Seal of the Serbian Learned Society

Serbian Learned Society (1864-1892)

The work of the Society of Serbian Letters was temporarily discontinued on January 27, 1864, only to resume already in late July of the same year, when the institution was renamed Serbian Learned Society (SLS). Every member of the former society was entitled to remain in his membership category, albeit full members had the option to notify the minister within a month which section they wanted to work in. If they failed to notify him, they would be classified as honorary members. According to the records, 35 out of a total of 66 members of the Serbian Society of Letters at the time of the suspension of work notified the minister.

The Serbian Learned Society was divided into four sections: 1. moral, linguistic and literary sciences; 2. natural and mathematical sciences; 3. historical and state-related sciences; and 4. skills, which referred to art. A section could not have fewer than five or more than twenty members.

The journal of the Society of Serbian Letters retained the name Glasnik, with volume numeration clearly indicating that it continued where the former journal stopped. The last volume of Glasnik Srpskog učenog društva was number 75. However, the Society’s total publication output was larger, as 15 special edition books need to be added to it. A substantial number of historical and geographical treatises were published, along with works describing antiquities and sites, and there were also natural science treatises, which were not translations or popular works, but rather resulted from observations and experiments, that is from attempts to solve specific problems.

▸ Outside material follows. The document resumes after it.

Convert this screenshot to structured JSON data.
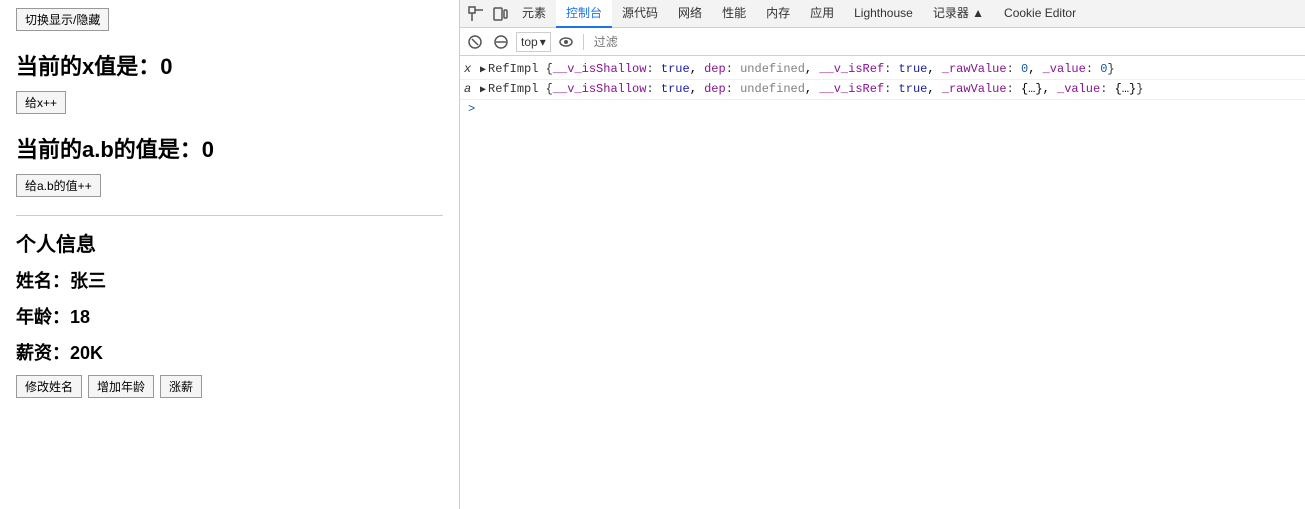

The key events in the history of Serbia in the latter part of the nineteenth century influenced the development of the SLS, reviving some of the earlier disputes and divisions and changing the general social and economic conditions. Since the Society came into conflict with the Ministry of Education, its work was suspended, and the Royal Academy was established regardless of the SLS by a small number of the latter’s members.